Hurling limericks at each other, a dozen at a clip, they charge from the lists (the list includes a gross of limericks by each). It is a brilliant confrontation in one of the English language’s oldest and most demandingly rigid traditions.
This volume and its companion, A Grossery of Limericks, have a couple of unusual features.
One is the presence of a collaborator. Asimov rarely collaborated willingly, and these two books are among the exceptions.
John Ciardi was a respected and successful poet, best known for his vigorous translation of Dante’s Divine Comedy. He and Asimov met at the annual Breadloaf Writing Workshop in 1951 and they became good friends shortly thereafter.
When Asimov published his earlier collections of “lecherous” limericks, he ribbed Ciardi that he, too, was now a poet. Ciardi took the bait, and Asimov shortly received a typescript of 144 (one gross) of bawdy limericks and an invitation (or challenge?) to add another gross. This particular book is the result.
Another unusual feature is the book’s relative success. (This is doubtless Ciardi’s influence.) Asimov’s other limerick volumes didn’t do very badly, but neither did they last on bookstore shelves very long. This volume, however, tenaciously remained in print long after the other bawdy limerick books.
Finally, it actually gets mentioned in the Encyclopedia Brittanica in its article on Ciardi.
Unfortunately I personally don’t care for it very much. It has been pointed out that I probably took this book too seriously when I first reviewed it, but I don’t think that’s the case. None of Asimov’s limerick books really tickle my fancy, and I even tried a book of clean limericks by Ciardi, The Hopeful Trout, which includes illustrations by Susan Meddaugh—Meddaugh’s solo efforts such as Tree of Birds were longtime bedtime staples around our house.

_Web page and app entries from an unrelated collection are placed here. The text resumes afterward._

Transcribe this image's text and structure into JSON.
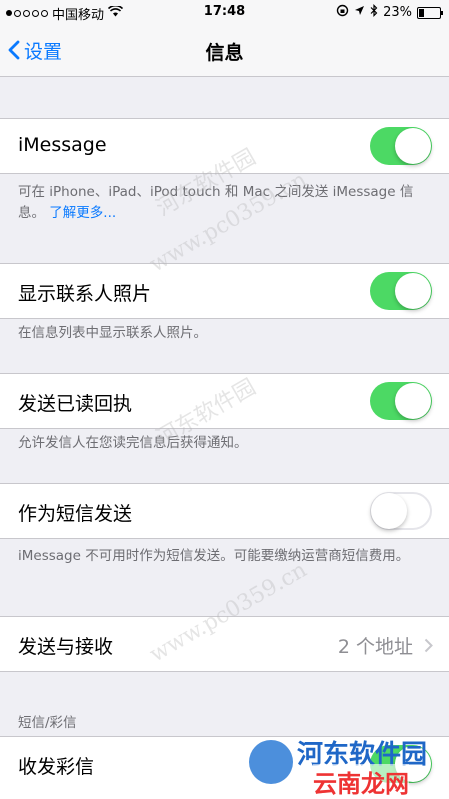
{
  "status_bar": {
    "carrier": "中国移动",
    "time": "17:48",
    "battery": "23%"
  },
  "nav": {
    "back_label": "设置",
    "title": "信息"
  },
  "sections": {
    "imessage": {
      "label": "iMessage",
      "toggle_on": true,
      "footer_text": "可在 iPhone、iPad、iPod touch 和 Mac 之间发送 iMessage 信息。",
      "footer_link": "了解更多..."
    },
    "contact_photos": {
      "label": "显示联系人照片",
      "toggle_on": true,
      "footer_text": "在信息列表中显示联系人照片。"
    },
    "read_receipts": {
      "label": "发送已读回执",
      "toggle_on": true,
      "footer_text": "允许发信人在您读完信息后获得通知。"
    },
    "send_as_sms": {
      "label": "作为短信发送",
      "toggle_on": false,
      "footer_text": "iMessage 不可用时作为短信发送。可能要缴纳运营商短信费用。"
    },
    "send_receive": {
      "label": "发送与接收",
      "value": "2 个地址"
    },
    "sms_mms": {
      "header": "短信/彩信",
      "mms_label": "收发彩信",
      "mms_toggle_on": true
    }
  },
  "watermark": {
    "site": "www.pc0359.cn",
    "name": "河东软件园",
    "logo_brand": "河东软件园",
    "logo_sub": "云南龙网"
  },
  "colors": {
    "accent": "#0a7aff",
    "toggle_on": "#4cd964",
    "background": "#efeff4"
  }
}
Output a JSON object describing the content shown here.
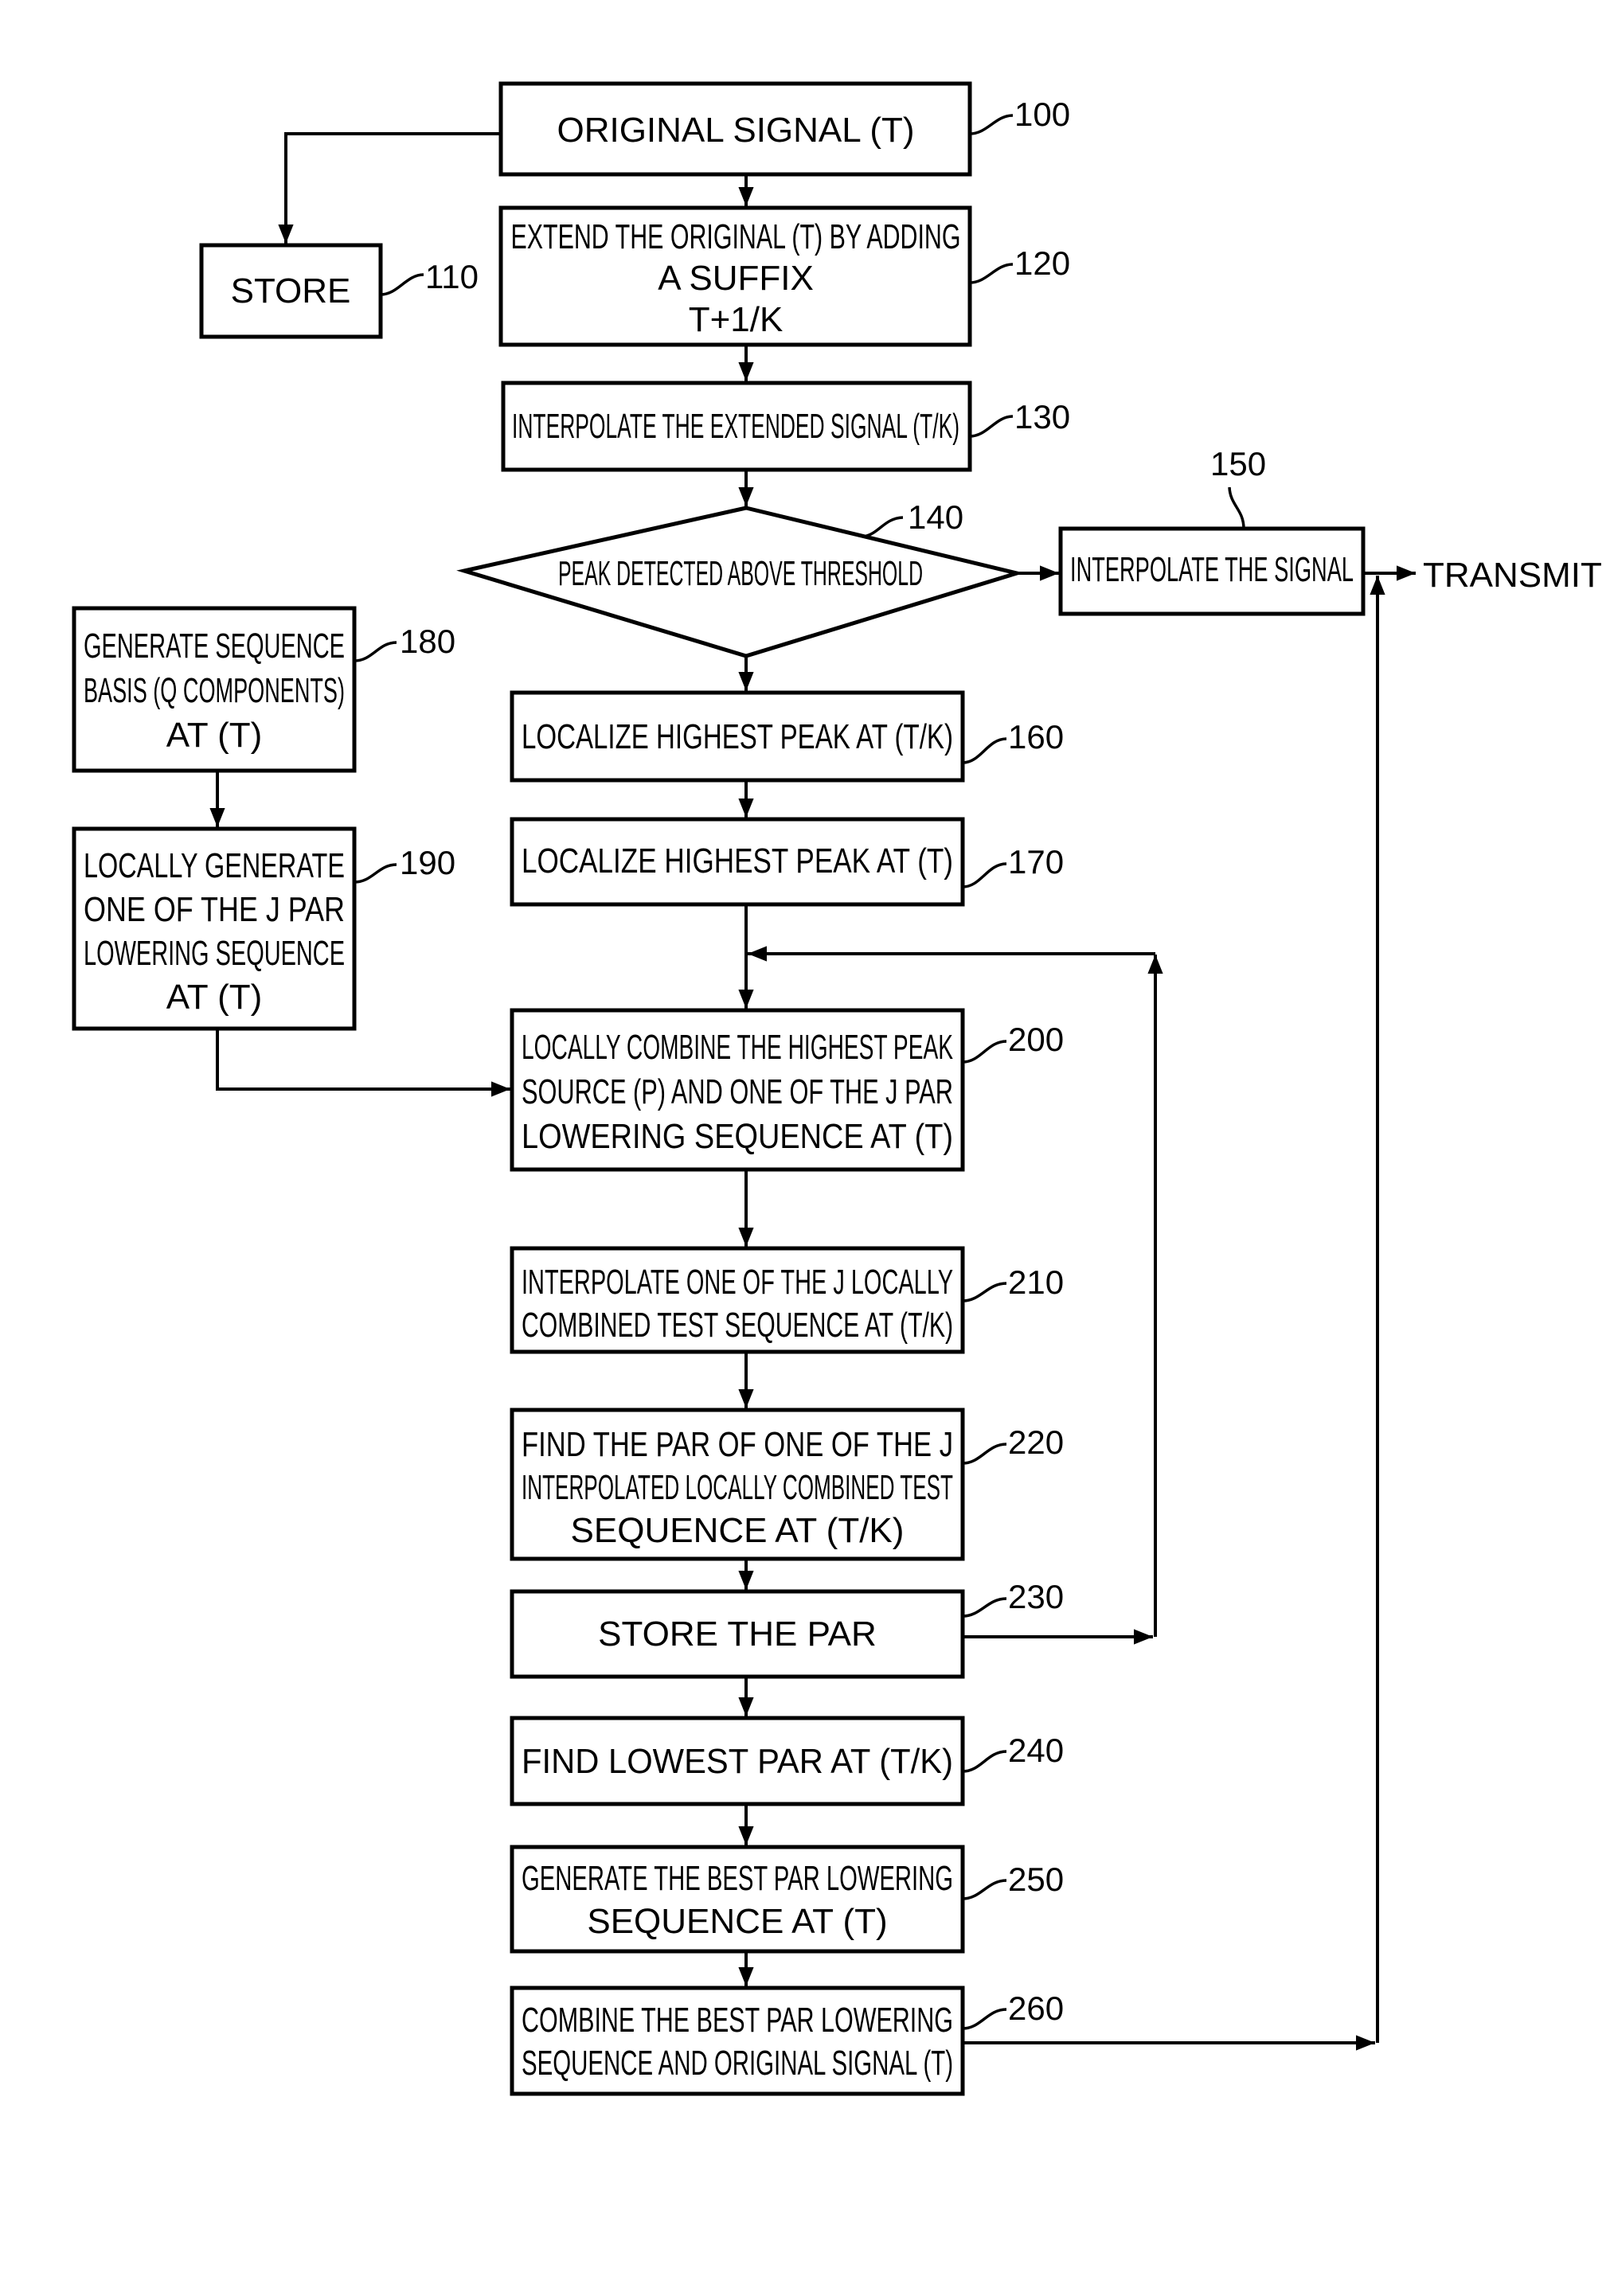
{
  "diagram": {
    "blocks": [
      {
        "id": "100",
        "shape": "rect",
        "lines": [
          "ORIGINAL SIGNAL (T)"
        ]
      },
      {
        "id": "110",
        "shape": "rect",
        "lines": [
          "STORE"
        ]
      },
      {
        "id": "120",
        "shape": "rect",
        "lines": [
          "EXTEND THE ORIGINAL (T) BY ADDING",
          "A SUFFIX",
          "T+1/K"
        ]
      },
      {
        "id": "130",
        "shape": "rect",
        "lines": [
          "INTERPOLATE THE EXTENDED SIGNAL (T/K)"
        ]
      },
      {
        "id": "140",
        "shape": "diamond",
        "lines": [
          "PEAK DETECTED ABOVE THRESHOLD"
        ]
      },
      {
        "id": "150",
        "shape": "rect",
        "lines": [
          "INTERPOLATE THE SIGNAL"
        ]
      },
      {
        "id": "160",
        "shape": "rect",
        "lines": [
          "LOCALIZE HIGHEST PEAK AT (T/K)"
        ]
      },
      {
        "id": "170",
        "shape": "rect",
        "lines": [
          "LOCALIZE HIGHEST PEAK AT (T)"
        ]
      },
      {
        "id": "180",
        "shape": "rect",
        "lines": [
          "GENERATE SEQUENCE",
          "BASIS (Q COMPONENTS)",
          "AT (T)"
        ]
      },
      {
        "id": "190",
        "shape": "rect",
        "lines": [
          "LOCALLY GENERATE",
          "ONE OF THE J PAR",
          "LOWERING SEQUENCE",
          "AT (T)"
        ]
      },
      {
        "id": "200",
        "shape": "rect",
        "lines": [
          "LOCALLY COMBINE THE HIGHEST PEAK",
          "SOURCE (P) AND ONE OF THE J PAR",
          "LOWERING SEQUENCE AT (T)"
        ]
      },
      {
        "id": "210",
        "shape": "rect",
        "lines": [
          "INTERPOLATE ONE OF THE J LOCALLY",
          "COMBINED TEST SEQUENCE AT (T/K)"
        ]
      },
      {
        "id": "220",
        "shape": "rect",
        "lines": [
          "FIND THE PAR OF ONE OF THE J",
          "INTERPOLATED LOCALLY COMBINED TEST",
          "SEQUENCE AT (T/K)"
        ]
      },
      {
        "id": "230",
        "shape": "rect",
        "lines": [
          "STORE THE PAR"
        ]
      },
      {
        "id": "240",
        "shape": "rect",
        "lines": [
          "FIND LOWEST PAR AT (T/K)"
        ]
      },
      {
        "id": "250",
        "shape": "rect",
        "lines": [
          "GENERATE THE BEST PAR LOWERING",
          "SEQUENCE AT (T)"
        ]
      },
      {
        "id": "260",
        "shape": "rect",
        "lines": [
          "COMBINE THE BEST PAR LOWERING",
          "SEQUENCE AND ORIGINAL SIGNAL (T)"
        ]
      }
    ],
    "output_label": "TRANSMIT",
    "edges": [
      [
        "100",
        "110"
      ],
      [
        "100",
        "120"
      ],
      [
        "120",
        "130"
      ],
      [
        "130",
        "140"
      ],
      [
        "140",
        "150"
      ],
      [
        "140",
        "160"
      ],
      [
        "160",
        "170"
      ],
      [
        "170",
        "200"
      ],
      [
        "180",
        "190"
      ],
      [
        "190",
        "200"
      ],
      [
        "200",
        "210"
      ],
      [
        "210",
        "220"
      ],
      [
        "220",
        "230"
      ],
      [
        "230",
        "200"
      ],
      [
        "230",
        "240"
      ],
      [
        "240",
        "250"
      ],
      [
        "250",
        "260"
      ],
      [
        "260",
        "150-output"
      ],
      [
        "150",
        "TRANSMIT"
      ]
    ]
  }
}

No luck. I was still left cold. My six-year-old loved it and mourned when we had to take it back to the library, but it did nothing for me. I guess I just don’t care for limericks.
(As an additional datum: Asimov’s light verse is among my favorite material of his, and the other poetry by Ciardi which I’ve read I also enjoy a great deal—even some of the serious poetry, which I typically do not care for much. His translation of Dante is one of the two I keep returning to, and his Monster House graces my bookshelves. I think it’s just the limericks.)
The net result is that I don’t care for this book much. The main interest here for me is comparing the styles of the two men: Asimov’s tend to be lighter and more whimsical, Ciardi’s darker and more savage. Ciardi is also the better poet—one has to spend a fair amount of time reading and rereading some of Asimov’s limericks even to get them to scan. (I find this point odd. Scansion was something important to Asimov, and certainly the bulk of his light verse shows an excellent sense of rhythm.)
Even allowing for my personal tastes, this probably isn’t the best introduction to the work of either man. Still, Asimov and Ciardi had fun writing it, and I’m sure that someone who enjoys bawdy limericks should have a pleasant couple of hours chuckling through it.